Prune the tomato to only the one central stem. Pinch off suckers that form between the leafing branches and the main stem before they are 4 inches long to prevent new side stems from forming.

Step 3

Tie the tomato plant's main stem to the stake immediately above the first flower cluster that forms. Wrap a cloth or plastic plant tie around the stem, crossing the ends of the tie between the stake and stem. Finish wrapping it around the stake and tie it in a knot. Leave some slack in the tie, as overly-tight knots may damage the plant.

Step 4

Secure the stem to the stake above each new flower cluster that forms at intervals of approximately 6 to 8 inches. Add plant ties as the tomato grows until you reach the top of the stake.

Tips and Warnings

  • Do not use treated lumber as a stake. Some chemicals used to treat wood can leach into the plant or soil, releasing toxins or inhibiting plant growth.

Things You'll Need

  • Stakes
  • Plant ties


  • Oregon State University: Stake Up Your Tomato Plants Before They Get Too Floppy
  • Mississippi State University Extension: Staking and Training Tomatoes
Keywords: staking tomatoes, plant supports, tying up tomato plants

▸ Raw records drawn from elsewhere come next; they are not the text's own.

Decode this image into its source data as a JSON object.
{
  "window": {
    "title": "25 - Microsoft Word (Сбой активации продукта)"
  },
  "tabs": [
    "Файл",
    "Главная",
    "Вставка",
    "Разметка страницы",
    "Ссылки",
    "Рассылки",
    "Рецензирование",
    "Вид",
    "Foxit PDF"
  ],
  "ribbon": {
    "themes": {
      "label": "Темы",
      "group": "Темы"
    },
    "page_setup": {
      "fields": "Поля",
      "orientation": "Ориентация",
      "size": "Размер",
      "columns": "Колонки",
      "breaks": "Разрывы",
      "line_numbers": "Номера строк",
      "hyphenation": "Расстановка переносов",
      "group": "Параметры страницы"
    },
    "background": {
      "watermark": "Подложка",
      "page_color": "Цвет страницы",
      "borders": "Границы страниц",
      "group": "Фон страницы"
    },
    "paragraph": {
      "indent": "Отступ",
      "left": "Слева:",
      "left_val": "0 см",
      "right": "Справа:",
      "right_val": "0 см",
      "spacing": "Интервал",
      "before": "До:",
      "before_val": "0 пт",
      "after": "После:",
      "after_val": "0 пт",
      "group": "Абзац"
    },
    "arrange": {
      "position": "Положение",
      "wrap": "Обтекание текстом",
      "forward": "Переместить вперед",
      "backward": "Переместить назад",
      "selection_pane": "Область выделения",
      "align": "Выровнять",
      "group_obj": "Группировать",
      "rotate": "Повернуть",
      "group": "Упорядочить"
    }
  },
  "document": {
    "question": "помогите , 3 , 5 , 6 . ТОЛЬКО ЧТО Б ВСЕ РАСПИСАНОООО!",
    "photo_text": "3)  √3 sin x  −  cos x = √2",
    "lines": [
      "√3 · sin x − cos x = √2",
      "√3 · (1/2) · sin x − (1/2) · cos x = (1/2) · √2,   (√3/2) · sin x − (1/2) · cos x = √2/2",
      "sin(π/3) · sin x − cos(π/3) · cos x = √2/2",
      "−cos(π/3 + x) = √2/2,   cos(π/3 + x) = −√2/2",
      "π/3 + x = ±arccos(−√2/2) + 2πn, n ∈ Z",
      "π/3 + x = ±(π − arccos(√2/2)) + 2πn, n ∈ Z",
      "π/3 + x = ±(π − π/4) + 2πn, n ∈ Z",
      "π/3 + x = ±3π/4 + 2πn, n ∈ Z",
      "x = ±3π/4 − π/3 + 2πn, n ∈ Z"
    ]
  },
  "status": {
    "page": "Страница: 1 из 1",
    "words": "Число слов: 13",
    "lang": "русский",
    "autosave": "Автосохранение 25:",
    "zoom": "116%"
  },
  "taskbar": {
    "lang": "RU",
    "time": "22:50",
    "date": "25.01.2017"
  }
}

About this Author

Jenny Harrington is a freelance writer of more than five years' experience. Her work has appeared in "Dollar Stretcher" and various blogs. Previously, she owned her own business for four years, selling handmade items online, wholesale and via the crafts fair circuit. Her specialties are small business, crafting, decorating and gardening.